When you think of large, extinct animals, dinosaurs are the first to spring to mind. But these were not the only large creatures to have roamed the Earth. In fact, there have been some giants around at the same time as us humans. We call these animals Pleistocene mega-fauna.
The Pleistocene is more commonly known as the Ice Age and it lasted from 2,500,000 years ago until just 9,700 BC. Mega-fauna (as you’ve probably guessed) means ‘large animals.’ Any creature which weighs more than 44kg counts as mega-fauna, so there are still a few animals around today that qualify – elephants, hippos and even humans – but these pale into insignificance next to their Ice Age equivalents. Here’s a list of some of the more notable Pleistocene mega-fauna:
- Giant Beaver – These were 2.5 metres long compared to the 1 metre length of their modern cousins.
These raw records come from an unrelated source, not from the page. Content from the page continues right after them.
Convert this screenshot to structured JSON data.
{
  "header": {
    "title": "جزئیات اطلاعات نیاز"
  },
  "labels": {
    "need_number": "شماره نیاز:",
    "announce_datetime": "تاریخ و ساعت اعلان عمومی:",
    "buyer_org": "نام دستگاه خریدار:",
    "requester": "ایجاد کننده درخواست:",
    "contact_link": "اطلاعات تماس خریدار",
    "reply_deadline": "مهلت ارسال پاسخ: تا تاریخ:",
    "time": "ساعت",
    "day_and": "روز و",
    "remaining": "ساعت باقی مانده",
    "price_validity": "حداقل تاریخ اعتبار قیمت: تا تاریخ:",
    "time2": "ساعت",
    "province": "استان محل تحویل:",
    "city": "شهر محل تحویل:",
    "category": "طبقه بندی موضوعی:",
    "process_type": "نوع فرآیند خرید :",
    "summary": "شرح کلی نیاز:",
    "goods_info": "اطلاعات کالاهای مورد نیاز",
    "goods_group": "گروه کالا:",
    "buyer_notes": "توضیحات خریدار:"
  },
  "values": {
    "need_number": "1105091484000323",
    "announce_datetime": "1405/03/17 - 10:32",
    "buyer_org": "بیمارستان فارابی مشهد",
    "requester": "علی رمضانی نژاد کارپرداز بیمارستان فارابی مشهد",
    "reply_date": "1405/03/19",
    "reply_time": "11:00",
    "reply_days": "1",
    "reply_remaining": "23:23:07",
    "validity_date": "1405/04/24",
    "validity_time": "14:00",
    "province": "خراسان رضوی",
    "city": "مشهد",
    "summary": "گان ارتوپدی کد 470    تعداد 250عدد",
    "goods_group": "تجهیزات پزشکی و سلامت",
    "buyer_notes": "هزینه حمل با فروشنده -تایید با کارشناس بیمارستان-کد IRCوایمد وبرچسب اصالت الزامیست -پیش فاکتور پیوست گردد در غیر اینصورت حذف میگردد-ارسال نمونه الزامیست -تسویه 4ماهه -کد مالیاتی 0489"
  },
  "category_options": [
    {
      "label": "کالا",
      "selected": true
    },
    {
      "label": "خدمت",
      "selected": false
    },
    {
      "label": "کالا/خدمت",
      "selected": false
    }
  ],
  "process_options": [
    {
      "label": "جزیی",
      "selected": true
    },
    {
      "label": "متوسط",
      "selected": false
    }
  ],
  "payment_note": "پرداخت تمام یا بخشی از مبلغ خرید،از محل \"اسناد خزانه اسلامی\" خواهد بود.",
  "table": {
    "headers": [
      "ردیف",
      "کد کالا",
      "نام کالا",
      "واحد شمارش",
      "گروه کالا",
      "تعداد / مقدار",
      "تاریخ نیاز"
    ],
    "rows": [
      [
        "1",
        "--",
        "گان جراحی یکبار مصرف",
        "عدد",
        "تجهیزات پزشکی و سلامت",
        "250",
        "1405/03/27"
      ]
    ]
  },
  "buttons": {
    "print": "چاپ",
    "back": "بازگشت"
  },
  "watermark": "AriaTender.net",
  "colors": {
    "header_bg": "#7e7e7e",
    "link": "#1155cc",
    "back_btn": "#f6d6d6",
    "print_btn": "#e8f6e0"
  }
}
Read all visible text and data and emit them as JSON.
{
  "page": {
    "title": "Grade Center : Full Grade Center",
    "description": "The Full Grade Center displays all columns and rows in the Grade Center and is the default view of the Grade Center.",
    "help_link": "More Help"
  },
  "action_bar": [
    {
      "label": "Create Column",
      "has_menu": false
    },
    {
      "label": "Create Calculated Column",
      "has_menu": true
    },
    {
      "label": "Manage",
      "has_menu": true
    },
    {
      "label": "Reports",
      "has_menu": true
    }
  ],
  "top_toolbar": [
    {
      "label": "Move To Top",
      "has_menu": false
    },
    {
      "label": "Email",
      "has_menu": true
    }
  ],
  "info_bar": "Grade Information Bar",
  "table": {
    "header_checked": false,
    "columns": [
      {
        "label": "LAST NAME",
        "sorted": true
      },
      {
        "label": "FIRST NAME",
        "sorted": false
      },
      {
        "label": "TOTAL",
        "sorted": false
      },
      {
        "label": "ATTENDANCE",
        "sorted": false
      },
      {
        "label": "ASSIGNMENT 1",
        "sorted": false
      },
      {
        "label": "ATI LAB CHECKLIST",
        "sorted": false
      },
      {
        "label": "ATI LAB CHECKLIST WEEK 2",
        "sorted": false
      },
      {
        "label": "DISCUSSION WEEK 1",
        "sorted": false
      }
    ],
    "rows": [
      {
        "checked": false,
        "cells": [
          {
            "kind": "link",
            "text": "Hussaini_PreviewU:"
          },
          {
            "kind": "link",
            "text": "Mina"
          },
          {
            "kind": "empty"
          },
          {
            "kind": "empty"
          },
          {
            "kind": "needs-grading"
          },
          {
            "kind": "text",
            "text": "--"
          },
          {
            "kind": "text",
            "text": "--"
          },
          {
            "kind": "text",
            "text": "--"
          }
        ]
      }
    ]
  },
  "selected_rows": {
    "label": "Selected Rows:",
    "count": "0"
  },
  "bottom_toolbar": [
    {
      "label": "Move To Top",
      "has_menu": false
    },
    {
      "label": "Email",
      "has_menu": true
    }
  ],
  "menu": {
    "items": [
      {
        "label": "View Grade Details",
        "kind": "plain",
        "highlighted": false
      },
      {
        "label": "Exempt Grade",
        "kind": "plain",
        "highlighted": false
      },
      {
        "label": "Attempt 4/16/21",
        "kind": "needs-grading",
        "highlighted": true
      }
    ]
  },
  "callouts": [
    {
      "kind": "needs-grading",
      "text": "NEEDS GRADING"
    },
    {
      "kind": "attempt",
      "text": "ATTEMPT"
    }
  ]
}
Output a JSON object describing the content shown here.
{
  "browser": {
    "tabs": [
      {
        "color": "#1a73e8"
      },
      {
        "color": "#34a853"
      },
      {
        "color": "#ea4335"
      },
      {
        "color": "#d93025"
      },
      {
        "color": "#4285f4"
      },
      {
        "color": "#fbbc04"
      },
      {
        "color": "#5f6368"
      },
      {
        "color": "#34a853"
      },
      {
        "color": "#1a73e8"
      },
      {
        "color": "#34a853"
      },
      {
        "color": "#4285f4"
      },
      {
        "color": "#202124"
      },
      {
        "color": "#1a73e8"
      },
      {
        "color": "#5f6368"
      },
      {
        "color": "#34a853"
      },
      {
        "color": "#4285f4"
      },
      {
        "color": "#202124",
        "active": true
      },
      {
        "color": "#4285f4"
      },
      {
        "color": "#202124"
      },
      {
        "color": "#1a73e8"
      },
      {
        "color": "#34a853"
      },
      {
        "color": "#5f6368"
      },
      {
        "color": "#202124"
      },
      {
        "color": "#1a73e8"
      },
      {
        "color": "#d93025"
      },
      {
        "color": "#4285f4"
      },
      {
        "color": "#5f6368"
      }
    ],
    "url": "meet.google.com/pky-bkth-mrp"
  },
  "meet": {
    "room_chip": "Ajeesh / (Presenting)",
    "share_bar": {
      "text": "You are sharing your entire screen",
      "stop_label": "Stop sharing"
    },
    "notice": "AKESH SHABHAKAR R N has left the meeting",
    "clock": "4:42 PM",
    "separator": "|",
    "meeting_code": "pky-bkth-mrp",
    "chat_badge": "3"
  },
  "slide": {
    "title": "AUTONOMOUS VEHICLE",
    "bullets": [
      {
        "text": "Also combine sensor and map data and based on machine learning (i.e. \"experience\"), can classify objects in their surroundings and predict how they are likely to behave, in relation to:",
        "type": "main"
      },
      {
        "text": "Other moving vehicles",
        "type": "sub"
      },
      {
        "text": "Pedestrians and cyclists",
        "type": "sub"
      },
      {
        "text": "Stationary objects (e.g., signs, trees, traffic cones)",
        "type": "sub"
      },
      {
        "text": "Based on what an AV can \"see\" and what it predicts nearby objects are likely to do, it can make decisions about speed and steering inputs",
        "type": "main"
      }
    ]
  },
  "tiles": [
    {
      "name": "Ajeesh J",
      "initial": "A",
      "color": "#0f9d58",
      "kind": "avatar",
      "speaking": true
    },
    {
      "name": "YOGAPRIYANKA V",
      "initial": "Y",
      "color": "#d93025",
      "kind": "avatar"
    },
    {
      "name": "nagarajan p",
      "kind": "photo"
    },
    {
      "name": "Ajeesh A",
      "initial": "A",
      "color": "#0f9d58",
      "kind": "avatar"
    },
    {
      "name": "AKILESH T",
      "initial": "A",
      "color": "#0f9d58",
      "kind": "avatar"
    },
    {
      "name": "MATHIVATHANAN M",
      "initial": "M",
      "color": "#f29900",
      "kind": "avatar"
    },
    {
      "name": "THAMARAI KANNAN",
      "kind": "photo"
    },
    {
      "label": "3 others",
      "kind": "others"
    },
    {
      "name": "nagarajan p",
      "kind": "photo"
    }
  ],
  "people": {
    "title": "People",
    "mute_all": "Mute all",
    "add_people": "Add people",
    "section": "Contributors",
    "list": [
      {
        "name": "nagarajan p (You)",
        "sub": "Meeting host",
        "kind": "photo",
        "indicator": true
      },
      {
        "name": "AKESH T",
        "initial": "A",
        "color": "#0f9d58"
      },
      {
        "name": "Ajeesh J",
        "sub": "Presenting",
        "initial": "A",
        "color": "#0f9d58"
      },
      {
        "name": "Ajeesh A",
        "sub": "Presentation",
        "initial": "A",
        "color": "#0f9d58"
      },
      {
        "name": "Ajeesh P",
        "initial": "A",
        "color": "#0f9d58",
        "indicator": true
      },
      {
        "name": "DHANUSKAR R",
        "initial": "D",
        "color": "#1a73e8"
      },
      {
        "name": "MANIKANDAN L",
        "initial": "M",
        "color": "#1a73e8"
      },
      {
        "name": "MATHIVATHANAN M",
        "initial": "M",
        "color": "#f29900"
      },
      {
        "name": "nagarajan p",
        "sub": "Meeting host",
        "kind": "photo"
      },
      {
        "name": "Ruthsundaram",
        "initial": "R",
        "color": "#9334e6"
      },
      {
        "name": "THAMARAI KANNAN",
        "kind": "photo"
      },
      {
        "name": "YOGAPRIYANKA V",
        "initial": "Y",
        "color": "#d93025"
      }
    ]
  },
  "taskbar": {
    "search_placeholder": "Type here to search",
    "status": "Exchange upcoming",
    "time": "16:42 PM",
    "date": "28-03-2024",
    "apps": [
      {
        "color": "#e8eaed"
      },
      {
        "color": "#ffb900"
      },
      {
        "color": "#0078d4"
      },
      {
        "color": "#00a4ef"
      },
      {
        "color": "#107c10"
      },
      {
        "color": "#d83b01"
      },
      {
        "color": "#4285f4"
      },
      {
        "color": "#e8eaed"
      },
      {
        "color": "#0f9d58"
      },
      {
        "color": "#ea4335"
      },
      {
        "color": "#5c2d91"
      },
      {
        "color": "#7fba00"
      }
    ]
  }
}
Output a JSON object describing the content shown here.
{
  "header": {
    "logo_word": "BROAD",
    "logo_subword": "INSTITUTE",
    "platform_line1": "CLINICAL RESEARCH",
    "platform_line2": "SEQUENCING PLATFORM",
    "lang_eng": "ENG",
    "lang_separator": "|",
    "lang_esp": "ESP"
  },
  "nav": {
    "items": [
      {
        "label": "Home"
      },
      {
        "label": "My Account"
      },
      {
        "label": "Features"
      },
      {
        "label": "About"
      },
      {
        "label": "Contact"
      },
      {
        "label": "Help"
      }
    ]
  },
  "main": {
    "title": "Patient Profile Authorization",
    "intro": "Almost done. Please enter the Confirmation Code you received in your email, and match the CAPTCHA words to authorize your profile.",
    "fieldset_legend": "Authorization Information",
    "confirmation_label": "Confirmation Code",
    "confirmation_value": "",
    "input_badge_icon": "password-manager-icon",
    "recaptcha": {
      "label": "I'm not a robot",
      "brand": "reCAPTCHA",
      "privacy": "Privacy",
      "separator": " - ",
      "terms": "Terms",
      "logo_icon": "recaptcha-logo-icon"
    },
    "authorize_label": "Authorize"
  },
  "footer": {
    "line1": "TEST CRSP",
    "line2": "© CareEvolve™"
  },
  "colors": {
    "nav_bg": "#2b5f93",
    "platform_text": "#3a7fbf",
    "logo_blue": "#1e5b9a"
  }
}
Imagine the dams they could build!
- Woolly Rhino – Very similar to their modern counterparts but covered in thick fur to protect them from the cold. They had two horns on their snouts, one of which was about 60cm long!
- Aurochs – This was very similar to the modern ox, but larger at almost 2 metres tall and with two large horns. They survived beyond the Ice Age and the last one died in the 17th Century
- Smilodon – Better known as the sabre toothed tiger. This was about the same size as the modern tiger but armed with 28cm long canine teeth. Imagine meeting one of those on a walk in the woods!
- Eremotherium – This was a giant sloth which stood some 6 metres tall. That’s higher than a giraffe and a far cry from today’s more modest sloths
- Glyptodon – This was a very large armadillo. How large? Well, about the same size as a Volkswagon Beetle car!
- Mammoth – Probably the most famous of the Ice Age mega-fauna. Mammoths came in a variety of sizes but the biggest was considerably larger than an African elephant. They were all covered in thick fur to keep them warm
So what brought about the demise of these giants? Well, we think there were two things which, in conjunction, proved to be too much for the animals to bear. The first was the last glaciation. You see, the Ice Age wasn’t always cold. There were warm periods interspersed with colder ones in which the ice spread southwards from the Arctic. Though they were adapted to the cold, these periods of glaciation would have put extra strain on them.
They had survived past glaciations though, so why was this last one different? The answer is men. By that time (a mere 11,000 years ago) we had become quite good at hunting. We’d also spread to most parts of the globe – including the far north – so there was nowhere to hide. Does this sound familiar? Human expansion and climate change are the main threat to today’s animals. Hopefully we can learn the lessons of the past and stop today’s species going the way of their Ice Age ancestors.